§ Task details: Among the records below, count the lines where "JSON" occurs, and report that total alone.

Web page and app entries
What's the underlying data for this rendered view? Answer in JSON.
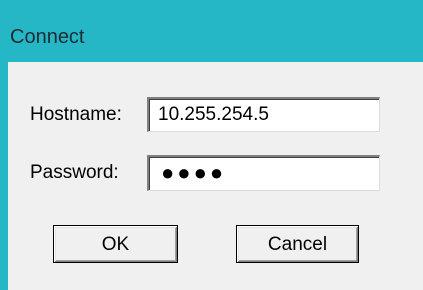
{
  "window": {
    "title": "Connect"
  },
  "form": {
    "hostname_label": "Hostname:",
    "hostname_value": "10.255.254.5",
    "password_label": "Password:",
    "password_masked": "●●●●"
  },
  "buttons": {
    "ok_label": "OK",
    "cancel_label": "Cancel"
  },
  "colors": {
    "titlebar": "#25b7c6",
    "dialog_background": "#f0f0f0"
  }
}
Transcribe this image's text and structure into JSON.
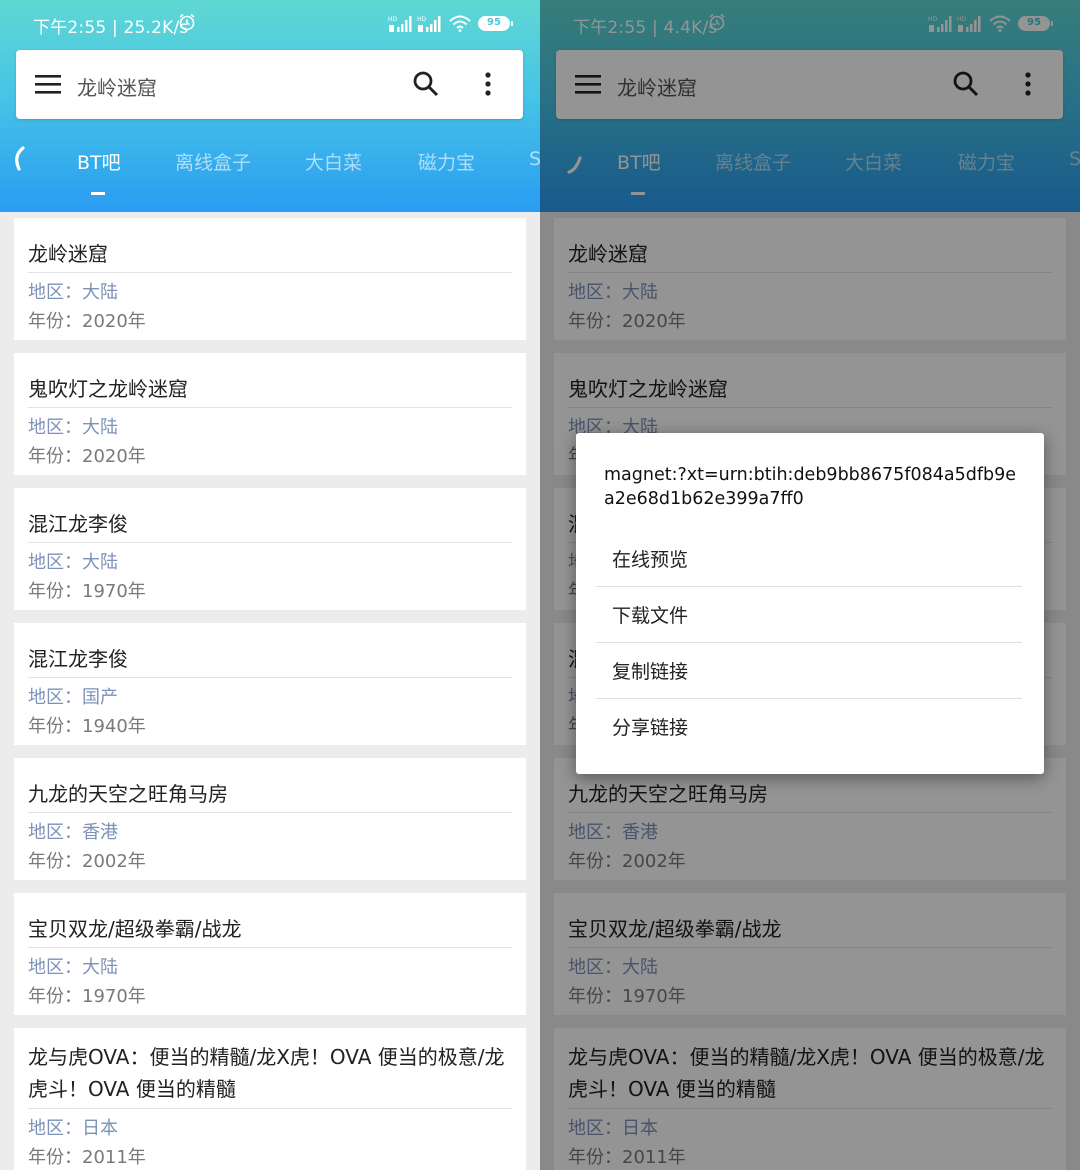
{
  "status_left": "下午2:55 | 25.2K/s",
  "status_right": "下午2:55 | 4.4K/s",
  "signal_label": "HD",
  "battery": "95",
  "search": {
    "query": "龙岭迷窟"
  },
  "tabs": [
    "BT吧",
    "离线盒子",
    "大白菜",
    "磁力宝",
    "S"
  ],
  "results": [
    {
      "title": "龙岭迷窟",
      "region": "地区：大陆",
      "year": "年份：2020年"
    },
    {
      "title": "鬼吹灯之龙岭迷窟",
      "region": "地区：大陆",
      "year": "年份：2020年"
    },
    {
      "title": "混江龙李俊",
      "region": "地区：大陆",
      "year": "年份：1970年"
    },
    {
      "title": "混江龙李俊",
      "region": "地区：国产",
      "year": "年份：1940年"
    },
    {
      "title": "九龙的天空之旺角马房",
      "region": "地区：香港",
      "year": "年份：2002年"
    },
    {
      "title": "宝贝双龙/超级拳霸/战龙",
      "region": "地区：大陆",
      "year": "年份：1970年"
    },
    {
      "title": "龙与虎OVA：便当的精髓/龙X虎！OVA 便当的极意/龙虎斗！OVA 便当的精髓",
      "region": "地区：日本",
      "year": "年份：2011年"
    }
  ],
  "dialog": {
    "title": "magnet:?xt=urn:btih:deb9bb8675f084a5dfb9ea2e68d1b62e399a7ff0",
    "items": [
      "在线预览",
      "下载文件",
      "复制链接",
      "分享链接"
    ]
  },
  "colors": {
    "header_gradient_top": "#5fd8d3",
    "header_gradient_bottom": "#2a9cf2",
    "region_text": "#7c92b8",
    "year_text": "#7a7a7a"
  }
}
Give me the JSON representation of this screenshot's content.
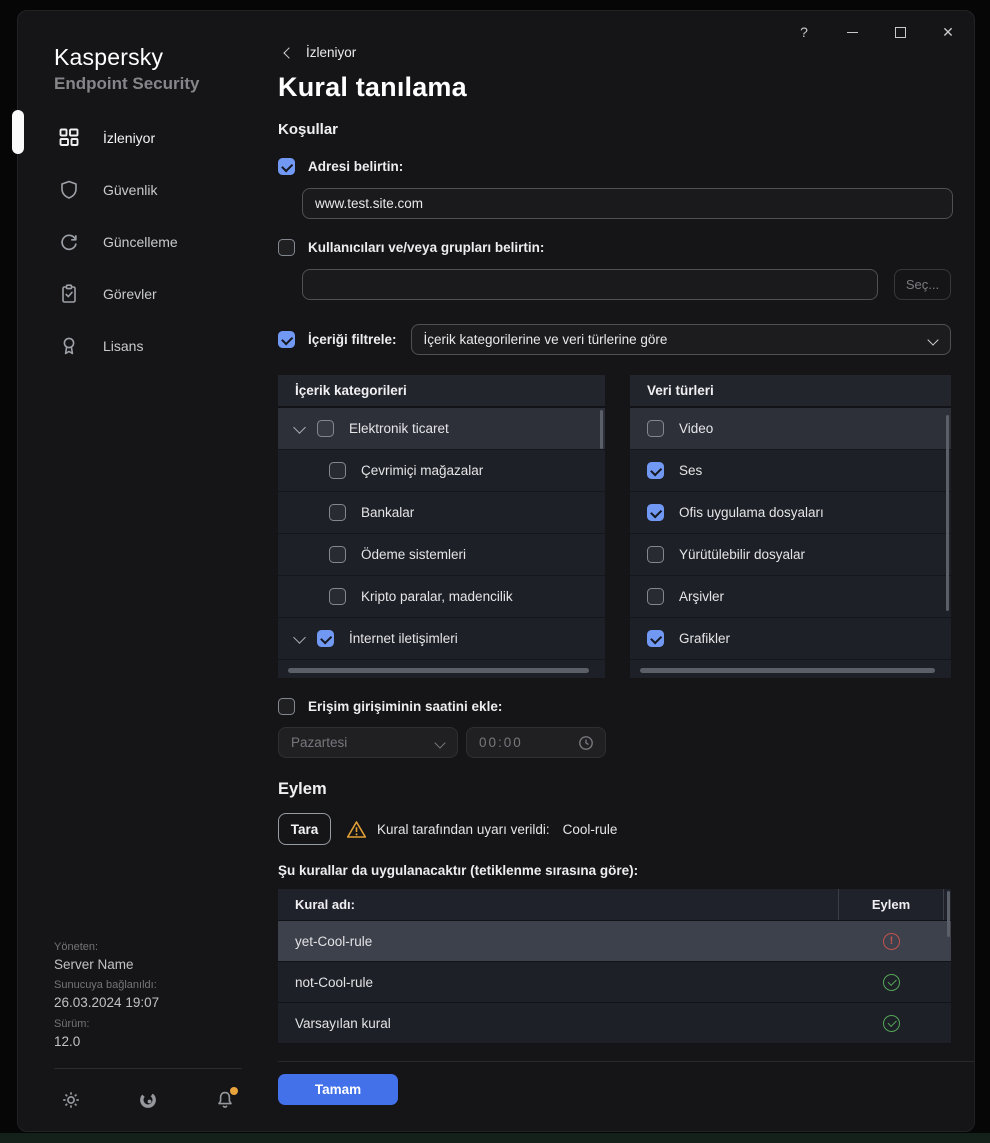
{
  "window_controls": {
    "help": "?",
    "close": "✕"
  },
  "sidebar": {
    "brand": {
      "title": "Kaspersky",
      "subtitle": "Endpoint Security"
    },
    "items": [
      {
        "label": "İzleniyor",
        "icon": "dashboard-icon",
        "active": true
      },
      {
        "label": "Güvenlik",
        "icon": "shield-icon",
        "active": false
      },
      {
        "label": "Güncelleme",
        "icon": "refresh-icon",
        "active": false
      },
      {
        "label": "Görevler",
        "icon": "tasks-icon",
        "active": false
      },
      {
        "label": "Lisans",
        "icon": "license-icon",
        "active": false
      }
    ],
    "management": {
      "managed_label": "Yöneten:",
      "managed_value": "Server Name",
      "connected_label": "Sunucuya bağlanıldı:",
      "connected_value": "26.03.2024 19:07",
      "version_label": "Sürüm:",
      "version_value": "12.0"
    }
  },
  "header": {
    "breadcrumb": "İzleniyor",
    "title": "Kural tanılama"
  },
  "conditions": {
    "section_title": "Koşullar",
    "address": {
      "label": "Adresi belirtin:",
      "checked": true,
      "value": "www.test.site.com"
    },
    "users": {
      "label": "Kullanıcıları ve/veya grupları belirtin:",
      "checked": false,
      "value": "",
      "select_button": "Seç..."
    },
    "content_filter": {
      "label": "İçeriği filtrele:",
      "checked": true,
      "dropdown_value": "İçerik kategorilerine ve veri türlerine göre"
    },
    "categories": {
      "header": "İçerik kategorileri",
      "items": [
        {
          "label": "Elektronik ticaret",
          "checked": false,
          "expanded": true,
          "child": false,
          "selected": true
        },
        {
          "label": "Çevrimiçi mağazalar",
          "checked": false,
          "child": true,
          "selected": false
        },
        {
          "label": "Bankalar",
          "checked": false,
          "child": true,
          "selected": false
        },
        {
          "label": "Ödeme sistemleri",
          "checked": false,
          "child": true,
          "selected": false
        },
        {
          "label": "Kripto paralar, madencilik",
          "checked": false,
          "child": true,
          "selected": false
        },
        {
          "label": "İnternet iletişimleri",
          "checked": true,
          "expanded": true,
          "child": false,
          "selected": false
        }
      ]
    },
    "data_types": {
      "header": "Veri türleri",
      "items": [
        {
          "label": "Video",
          "checked": false,
          "selected": true
        },
        {
          "label": "Ses",
          "checked": true,
          "selected": false
        },
        {
          "label": "Ofis uygulama dosyaları",
          "checked": true,
          "selected": false
        },
        {
          "label": "Yürütülebilir dosyalar",
          "checked": false,
          "selected": false
        },
        {
          "label": "Arşivler",
          "checked": false,
          "selected": false
        },
        {
          "label": "Grafikler",
          "checked": true,
          "selected": false
        }
      ]
    },
    "time": {
      "label": "Erişim girişiminin saatini ekle:",
      "checked": false,
      "day_value": "Pazartesi",
      "time_value": "00:00",
      "disabled": true
    }
  },
  "action": {
    "section_title": "Eylem",
    "scan_button": "Tara",
    "warning_text": "Kural tarafından uyarı verildi:",
    "warning_rule": "Cool-rule",
    "table_caption": "Şu kurallar da uygulanacaktır (tetiklenme sırasına göre):",
    "table": {
      "columns": [
        "Kural adı:",
        "Eylem"
      ],
      "rows": [
        {
          "name": "yet-Cool-rule",
          "status": "error",
          "selected": true
        },
        {
          "name": "not-Cool-rule",
          "status": "ok",
          "selected": false
        },
        {
          "name": "Varsayılan kural",
          "status": "ok",
          "selected": false
        }
      ]
    }
  },
  "footer": {
    "ok_button": "Tamam"
  },
  "colors": {
    "accent_blue": "#4371ea",
    "checkbox_blue": "#7198f2",
    "warning_amber": "#e2a136",
    "error_red": "#c4524e",
    "success_green": "#55a659",
    "window_bg": "#151518",
    "list_bg": "#1d2026",
    "selected_row": "#3d414b"
  }
}
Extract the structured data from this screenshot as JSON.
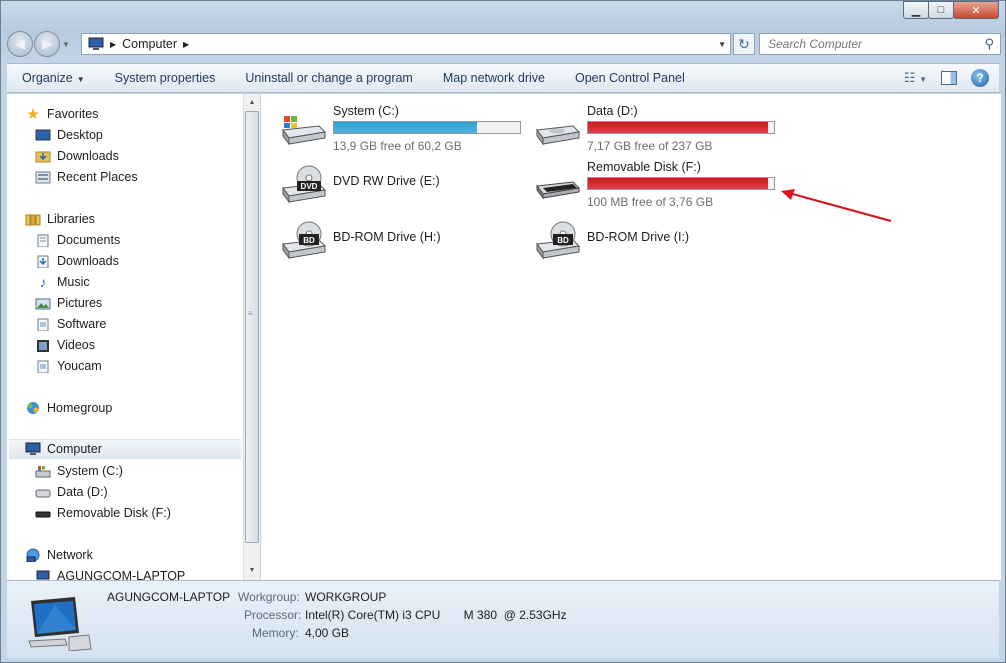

§ Solution to this problem: 4